I was at DragonCon in 2009 and came upon the fantasy chess art of one Roy Mauritsen. Since the art coincided well with my story, I contacted him via e-mail, and over the last year or so, we have become good friends. As for the cover mock up on my website, Roy took a cover idea I had and ran with it just so I could see what he could do. Believe it or not, the picture on my website is just a quick one afternoon mock up he threw together. If Roy gets to do my cover for real, that will be AWESOME, as his artwork is BEAUTIFUL. If you don't believe me, see what he is capable of on his website - www.roymauritsen.com
How was it to work with that particular artist?
Roy is a consummate professional, an awesome graphic artist, and quite possibly one of the nicest human beings on the planet.
How do you handle marketing your book and what suggestions would you have for others for marketing their work?

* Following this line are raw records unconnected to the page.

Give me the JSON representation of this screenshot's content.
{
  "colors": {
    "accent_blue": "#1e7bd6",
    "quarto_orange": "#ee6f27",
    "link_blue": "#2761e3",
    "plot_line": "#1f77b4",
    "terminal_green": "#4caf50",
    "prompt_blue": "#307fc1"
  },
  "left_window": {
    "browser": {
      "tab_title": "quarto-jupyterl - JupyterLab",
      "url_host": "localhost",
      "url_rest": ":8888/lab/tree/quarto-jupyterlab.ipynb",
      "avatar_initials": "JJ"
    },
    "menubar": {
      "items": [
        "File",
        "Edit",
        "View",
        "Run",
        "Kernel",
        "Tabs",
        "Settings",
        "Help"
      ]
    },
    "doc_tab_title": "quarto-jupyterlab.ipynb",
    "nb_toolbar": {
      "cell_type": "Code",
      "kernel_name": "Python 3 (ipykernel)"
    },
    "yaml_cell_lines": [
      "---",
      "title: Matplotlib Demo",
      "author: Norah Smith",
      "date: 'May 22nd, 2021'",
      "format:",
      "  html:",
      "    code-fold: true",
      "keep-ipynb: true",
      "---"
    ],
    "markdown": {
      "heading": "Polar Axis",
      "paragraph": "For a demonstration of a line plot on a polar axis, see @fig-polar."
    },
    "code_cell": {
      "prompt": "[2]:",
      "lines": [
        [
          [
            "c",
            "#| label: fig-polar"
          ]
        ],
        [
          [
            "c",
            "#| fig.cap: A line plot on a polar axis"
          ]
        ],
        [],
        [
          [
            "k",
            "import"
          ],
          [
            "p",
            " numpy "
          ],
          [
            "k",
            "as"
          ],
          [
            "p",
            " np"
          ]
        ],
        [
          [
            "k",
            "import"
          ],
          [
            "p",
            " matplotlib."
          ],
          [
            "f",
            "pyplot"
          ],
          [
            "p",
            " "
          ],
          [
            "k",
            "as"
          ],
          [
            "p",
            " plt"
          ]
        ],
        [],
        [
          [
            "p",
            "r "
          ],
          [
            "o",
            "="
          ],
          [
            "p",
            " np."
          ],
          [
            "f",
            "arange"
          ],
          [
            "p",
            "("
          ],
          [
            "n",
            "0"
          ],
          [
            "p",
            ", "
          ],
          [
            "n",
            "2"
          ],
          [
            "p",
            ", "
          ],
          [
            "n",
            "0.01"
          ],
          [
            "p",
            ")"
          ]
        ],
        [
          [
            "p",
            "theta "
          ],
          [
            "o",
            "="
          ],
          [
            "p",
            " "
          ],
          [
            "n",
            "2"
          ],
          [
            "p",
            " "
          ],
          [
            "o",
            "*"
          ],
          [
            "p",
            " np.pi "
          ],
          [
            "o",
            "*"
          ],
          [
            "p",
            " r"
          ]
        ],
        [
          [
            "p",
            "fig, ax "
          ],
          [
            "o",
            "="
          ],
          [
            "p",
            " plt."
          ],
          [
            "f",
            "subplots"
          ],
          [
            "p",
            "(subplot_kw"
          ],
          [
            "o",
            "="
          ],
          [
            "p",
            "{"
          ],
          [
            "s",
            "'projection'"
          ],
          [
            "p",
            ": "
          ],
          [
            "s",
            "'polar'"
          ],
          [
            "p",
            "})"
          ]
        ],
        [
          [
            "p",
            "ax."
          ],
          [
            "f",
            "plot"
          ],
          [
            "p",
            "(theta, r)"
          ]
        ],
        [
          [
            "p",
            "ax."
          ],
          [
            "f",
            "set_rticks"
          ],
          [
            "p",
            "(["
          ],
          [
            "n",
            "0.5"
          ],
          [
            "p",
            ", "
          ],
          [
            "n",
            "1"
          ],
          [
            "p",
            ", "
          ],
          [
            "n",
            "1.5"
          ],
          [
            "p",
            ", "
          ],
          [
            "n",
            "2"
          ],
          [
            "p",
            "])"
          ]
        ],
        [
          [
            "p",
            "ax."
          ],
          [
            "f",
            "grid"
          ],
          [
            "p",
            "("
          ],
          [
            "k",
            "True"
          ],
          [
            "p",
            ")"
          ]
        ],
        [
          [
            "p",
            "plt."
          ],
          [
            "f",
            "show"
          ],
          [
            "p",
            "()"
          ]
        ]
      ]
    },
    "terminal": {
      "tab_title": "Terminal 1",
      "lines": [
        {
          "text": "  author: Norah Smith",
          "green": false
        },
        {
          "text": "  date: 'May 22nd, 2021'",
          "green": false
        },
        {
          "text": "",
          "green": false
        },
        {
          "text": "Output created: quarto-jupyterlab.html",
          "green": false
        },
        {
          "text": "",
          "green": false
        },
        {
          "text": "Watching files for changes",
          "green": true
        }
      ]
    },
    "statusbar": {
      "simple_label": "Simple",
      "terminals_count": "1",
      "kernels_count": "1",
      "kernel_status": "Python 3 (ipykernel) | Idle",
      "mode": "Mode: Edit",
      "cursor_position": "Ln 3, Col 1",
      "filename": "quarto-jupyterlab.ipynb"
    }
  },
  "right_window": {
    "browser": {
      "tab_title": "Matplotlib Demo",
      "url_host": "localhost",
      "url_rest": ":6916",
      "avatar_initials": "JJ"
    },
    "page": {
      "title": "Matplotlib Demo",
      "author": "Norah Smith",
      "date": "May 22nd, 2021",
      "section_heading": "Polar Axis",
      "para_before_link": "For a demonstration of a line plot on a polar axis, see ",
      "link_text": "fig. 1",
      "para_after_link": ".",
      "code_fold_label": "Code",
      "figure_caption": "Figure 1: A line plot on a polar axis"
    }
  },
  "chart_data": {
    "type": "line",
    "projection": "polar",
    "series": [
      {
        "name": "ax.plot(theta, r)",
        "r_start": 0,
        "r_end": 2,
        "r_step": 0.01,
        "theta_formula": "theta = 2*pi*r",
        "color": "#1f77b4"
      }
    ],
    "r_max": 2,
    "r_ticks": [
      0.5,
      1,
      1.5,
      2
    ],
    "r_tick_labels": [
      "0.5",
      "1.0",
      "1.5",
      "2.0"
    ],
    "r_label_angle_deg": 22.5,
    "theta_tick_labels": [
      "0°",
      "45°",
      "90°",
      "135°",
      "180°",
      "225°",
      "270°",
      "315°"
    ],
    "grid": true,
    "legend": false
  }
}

I am marketing both my short stories and my novel on Facebook, Twitter, and via normal agent and publisher channels. Honestly, not much to market till the book has an ISBN number. I would also like to take this opportunity to thank you for the interview. This is my first one, and I have really enjoyed answering your wonderful questions.
What projects do you have planned for the future?
I plan to complete the remainder of "The Pawn Stratagem" over the next couple of years and also have another novel or two in the works. As for short stories, will probably continue to keep my feet wet at Pill Hill, along with Wicked East and Blood Bound Books. May also try to get into a Static Movement anthology this year.
Any events or book signings for the future?
Had two successful book signings in Charlotte, NC back in October 2010. No more scheduled for right now, but if anything new gets published, that could change in a hot second.
Any advice you would like to give to new writers who may not know how to approach the publishing world?
As far as publishing goes, I'm clearly still learning as "Pawn's Gambit" still exists mainly on my hard drive. I would recommend that you read, read, read. In a few weeks, you can learn so much. Go through Nathan Bransford's blog history and read all you can from his old blog posts along with all the comments. (Until recently, Nathan was one of the most blog-prolific literary agents out there, though he has recently changed jobs and now works for CNET) Numerous other agents also have blogs full of good advice. Use websites such as QueryTracker to help you find/keep track of your submissions. When you are submitting, follow the instruction for THAT agent. Don't get canned just because you didn't format something right.
As for short stories, I've had some success there and am pretty new at it. Try websites like Duotrope to find markets for your short fiction. Definitely proofread the heck out of your stuff before you send it in. (You'd be surprised what makes it through sometimes) Biggest thing here: decide what's important for you. If you just want to see it in print, there are many non paying markets that will publish your stuff as long as it's good. If you want to get paid, get ready for some competition and some waiting.
Most importantly, don't ever give up.
Where can people know more about you?
Check out my website, www.darinkennedy.com for all the latest and links where you can check out the various anthologies with my short stories. If you are interested in Pawn's Gambit, I definitely want to hear from you.